There will always be a need for merchants – says HPS

In recent months, the role of the merchant branch has come under scrutiny as internet retailing has increased. Installer spoke to Alec Meadows at HPS to find out what the future holds for this crucial part of the industry.
At first glance, the merchanting sector appears to be one of the most competitive aspects of the heating and plumbing industry so the rise of internet retail will have only added to the challenges faced by the various companies already in existence.
Rapid growth
For HPS, one of the newest and fastest growing plumbers’ merchants in the UK, the internet – although increasingly a factor in the marketplace – has yet to make sufficient difference for them to change the main focus of the business: in-branch retailing.
“We have a web presence – but we don’t do it that well. The reason we started doing anything at all was because we were getting a lot of enquiries from customers about whether they could buy in bulk with us.
“For us, it was a necessity rather than real desire. And, as a result, we haven’t really driven it forward or progressed it. I’m not worried about it – we don’t have the structure in place to make it go beyond bulk buy.
We’d like to, but right now it’s not a priority. The priority is getting our branch offering right.
“We built the HPS business on the level of service that we offer to our customers through effective face-to-face relationships that are built on trust, something that I feel is hard to replicate over the internet.”
The rise of the HPS brand would suggest that Alec and his fellow directors are onto something. They opened their first four branches in 2001 and now operate 33 branches across the south-east. Now employing 182 staff, the original concept was to deliver a level of service that they felt was missing in the merchanting sector at the time.
“As a merchant you have to set your stall out in terms of what you stand for. If you think you can be there purely to make profit, it might not work out. We started out to provide a service that we thought was lacking at a time. Having all worked for nationals, we set up HPS thinking that we could do it different – if not better.
“We opened four branches in 2001 then we opened another four in 2002. We went back to our roots and employed people we knew would give us an instant lift – we trusted them and they trusted us. It was all about the people rather than locations.”
Working with a flexible model
The aim to deliver industry-leading levels of service has ensured that the focus of the business has remained on its branches – and branch staff.
The size of the business gives it potentially more flexibility than some of its competitors and also allows it to be very selective in how it works. For example, branch managers have significant control over how their particular branch operates – in relation to aspects such as price, stock, etc.

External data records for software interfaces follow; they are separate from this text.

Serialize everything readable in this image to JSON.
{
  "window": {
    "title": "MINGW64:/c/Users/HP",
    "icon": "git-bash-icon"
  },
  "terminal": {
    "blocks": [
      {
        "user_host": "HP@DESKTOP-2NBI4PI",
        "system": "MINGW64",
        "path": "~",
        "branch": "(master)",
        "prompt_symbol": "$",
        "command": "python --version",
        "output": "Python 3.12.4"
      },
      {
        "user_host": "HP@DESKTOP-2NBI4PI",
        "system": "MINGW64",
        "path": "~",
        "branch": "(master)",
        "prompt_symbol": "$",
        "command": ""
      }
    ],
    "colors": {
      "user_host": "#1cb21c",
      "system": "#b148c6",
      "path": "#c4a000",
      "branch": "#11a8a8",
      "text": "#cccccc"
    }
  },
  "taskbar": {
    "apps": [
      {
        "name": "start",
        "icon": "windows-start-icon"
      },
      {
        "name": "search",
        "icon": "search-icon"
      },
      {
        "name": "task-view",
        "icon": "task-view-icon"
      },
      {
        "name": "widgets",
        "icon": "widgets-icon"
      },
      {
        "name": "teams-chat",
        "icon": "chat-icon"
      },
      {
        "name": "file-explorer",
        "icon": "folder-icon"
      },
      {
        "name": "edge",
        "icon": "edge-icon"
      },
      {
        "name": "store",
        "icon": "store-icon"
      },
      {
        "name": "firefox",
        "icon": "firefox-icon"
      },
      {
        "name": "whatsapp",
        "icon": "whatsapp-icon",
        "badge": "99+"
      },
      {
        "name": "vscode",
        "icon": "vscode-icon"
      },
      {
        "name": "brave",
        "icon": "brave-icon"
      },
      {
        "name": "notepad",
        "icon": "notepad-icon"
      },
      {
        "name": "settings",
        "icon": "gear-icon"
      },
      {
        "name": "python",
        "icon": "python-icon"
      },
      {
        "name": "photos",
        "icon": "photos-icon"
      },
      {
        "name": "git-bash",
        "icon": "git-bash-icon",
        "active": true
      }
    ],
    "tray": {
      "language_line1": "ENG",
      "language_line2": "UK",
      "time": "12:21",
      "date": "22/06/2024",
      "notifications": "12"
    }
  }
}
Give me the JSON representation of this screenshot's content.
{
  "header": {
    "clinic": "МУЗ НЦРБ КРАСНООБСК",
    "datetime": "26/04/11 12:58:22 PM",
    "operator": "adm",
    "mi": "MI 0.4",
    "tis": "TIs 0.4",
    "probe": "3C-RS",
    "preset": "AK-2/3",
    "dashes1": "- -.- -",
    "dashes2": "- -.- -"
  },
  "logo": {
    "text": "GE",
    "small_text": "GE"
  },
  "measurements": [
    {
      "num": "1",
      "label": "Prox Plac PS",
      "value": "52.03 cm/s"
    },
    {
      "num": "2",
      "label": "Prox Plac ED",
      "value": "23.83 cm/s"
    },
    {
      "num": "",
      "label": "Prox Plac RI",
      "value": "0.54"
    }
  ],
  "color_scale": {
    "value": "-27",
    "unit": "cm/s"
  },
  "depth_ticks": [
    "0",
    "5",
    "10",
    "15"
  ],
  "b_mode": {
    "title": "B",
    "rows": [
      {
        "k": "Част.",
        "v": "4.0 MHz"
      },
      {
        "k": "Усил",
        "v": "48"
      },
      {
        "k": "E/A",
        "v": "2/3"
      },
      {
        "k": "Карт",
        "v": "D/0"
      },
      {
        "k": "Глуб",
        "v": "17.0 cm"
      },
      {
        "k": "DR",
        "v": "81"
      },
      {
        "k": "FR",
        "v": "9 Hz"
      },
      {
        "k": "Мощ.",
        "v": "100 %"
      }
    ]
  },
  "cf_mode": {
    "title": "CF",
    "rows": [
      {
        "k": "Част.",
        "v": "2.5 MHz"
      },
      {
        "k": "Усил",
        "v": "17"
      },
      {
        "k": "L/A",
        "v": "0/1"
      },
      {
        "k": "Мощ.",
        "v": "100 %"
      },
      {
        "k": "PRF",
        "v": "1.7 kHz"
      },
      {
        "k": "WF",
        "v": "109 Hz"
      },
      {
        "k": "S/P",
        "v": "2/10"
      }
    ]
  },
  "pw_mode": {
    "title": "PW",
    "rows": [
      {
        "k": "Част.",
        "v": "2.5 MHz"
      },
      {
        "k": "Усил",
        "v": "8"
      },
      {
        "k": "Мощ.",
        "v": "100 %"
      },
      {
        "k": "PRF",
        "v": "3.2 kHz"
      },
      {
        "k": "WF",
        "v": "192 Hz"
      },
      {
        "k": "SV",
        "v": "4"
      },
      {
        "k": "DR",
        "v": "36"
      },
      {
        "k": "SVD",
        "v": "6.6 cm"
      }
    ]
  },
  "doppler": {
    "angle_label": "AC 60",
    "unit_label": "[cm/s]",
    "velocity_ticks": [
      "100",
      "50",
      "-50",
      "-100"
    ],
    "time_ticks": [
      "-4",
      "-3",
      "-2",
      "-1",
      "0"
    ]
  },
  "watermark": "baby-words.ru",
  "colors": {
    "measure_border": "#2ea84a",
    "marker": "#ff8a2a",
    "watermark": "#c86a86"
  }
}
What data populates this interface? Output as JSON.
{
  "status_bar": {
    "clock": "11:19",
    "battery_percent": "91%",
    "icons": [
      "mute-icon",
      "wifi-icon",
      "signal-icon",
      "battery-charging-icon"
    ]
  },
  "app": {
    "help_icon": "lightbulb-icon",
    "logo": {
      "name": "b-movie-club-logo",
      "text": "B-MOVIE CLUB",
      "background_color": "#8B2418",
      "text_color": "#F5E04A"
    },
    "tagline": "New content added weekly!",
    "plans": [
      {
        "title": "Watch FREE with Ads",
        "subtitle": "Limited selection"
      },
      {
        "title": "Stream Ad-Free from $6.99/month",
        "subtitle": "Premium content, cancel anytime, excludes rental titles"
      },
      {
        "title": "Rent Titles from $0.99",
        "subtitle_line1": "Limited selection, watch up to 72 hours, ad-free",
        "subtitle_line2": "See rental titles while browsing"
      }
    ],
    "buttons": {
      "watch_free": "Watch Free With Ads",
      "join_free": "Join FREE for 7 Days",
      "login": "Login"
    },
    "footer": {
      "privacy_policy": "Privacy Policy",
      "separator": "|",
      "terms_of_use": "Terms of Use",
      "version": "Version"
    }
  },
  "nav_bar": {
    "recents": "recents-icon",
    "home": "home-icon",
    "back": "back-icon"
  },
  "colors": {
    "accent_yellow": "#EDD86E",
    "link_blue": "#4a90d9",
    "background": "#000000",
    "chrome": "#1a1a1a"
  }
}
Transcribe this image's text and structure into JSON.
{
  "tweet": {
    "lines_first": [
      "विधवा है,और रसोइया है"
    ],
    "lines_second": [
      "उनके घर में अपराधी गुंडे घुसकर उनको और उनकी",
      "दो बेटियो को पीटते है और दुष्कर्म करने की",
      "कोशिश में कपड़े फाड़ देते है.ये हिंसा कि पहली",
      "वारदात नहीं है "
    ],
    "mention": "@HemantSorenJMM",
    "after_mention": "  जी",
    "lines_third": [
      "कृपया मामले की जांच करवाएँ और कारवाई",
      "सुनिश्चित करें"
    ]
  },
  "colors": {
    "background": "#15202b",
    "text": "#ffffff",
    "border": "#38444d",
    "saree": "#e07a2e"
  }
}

“One of the advantages for us being the size we are and employing the type of people we do is that we are able to give our managers licence to get on with it.
“Apart from our set products, we let new managers in new branches to choose a lot of their own stock because we value the local knowledge. There’s no point us dictating he has to sell boiler X, if he is telling us that installers in that area like boiler Y. And if we don’t listen, what was the point in hiring an expert?”
Bathroom showrooms is a prime example of how this approach has worked well for HPS. The first one was only introduced into a branch because the new manager wanted one. It proved a success and now there are ten across the network.
Keeping an ear to the ground
The constant contact with plumbers and heating engineers also provides the perfect opportunity to keep on track with the latest industry developments – for example, the products that everyone is talking about. The branch staff are able to identify opportunities for the business but also offer a better service to its customers – something that they wouldn’t be able to do if they were trading solely online.
“I always have this rule of thumb – if two different people come into a branch of HPS and ask for the same item, we have it on the shelf the next day. We have to respond to trends – and branch managers have that flexibility to pick and choose for themselves based on customer feedback. This is something that we can offer because we’re small enough and flexible enough. Some of our competitors might not have that advantage.”
With the majority of HPS customers being sole traders, being able to meet their needs – which are undoubtedly diverse as their day-to-day work changes – is paramount. Sole traders have to be looked after properly because problems with stock etc can have huge implications for them. And, in an increasingly competitive market, there are plenty of alternatives.
Asking the question
For Alec, it’s essential that every customer that comes into a branch is asked the right questions to make sure they leave with everything they want and need to do the job they are working on. The reality is that it’s easy to forget something and having to make a return visit is annoying for everyone.
“At HPS, sole traders are our lifeblood, and the better merchants will be the ones that provide the right level of service – they will be successful. Of course, your prices need to be there or thereabouts, but I like to think that customers don’t just choose solely on costs.
“Our business is about people – whether that’s our own staff or our customers. If you don’t understand that, you will struggle in this industry.
“I think there’ll always be a need for merchants – and I’m not just saying that because it’s my business. There’s a role for us, and that role is different for different customers so we need to be able to react accordingly.
“I refuse to accept that having local merchant branches is no longer key to our customers.”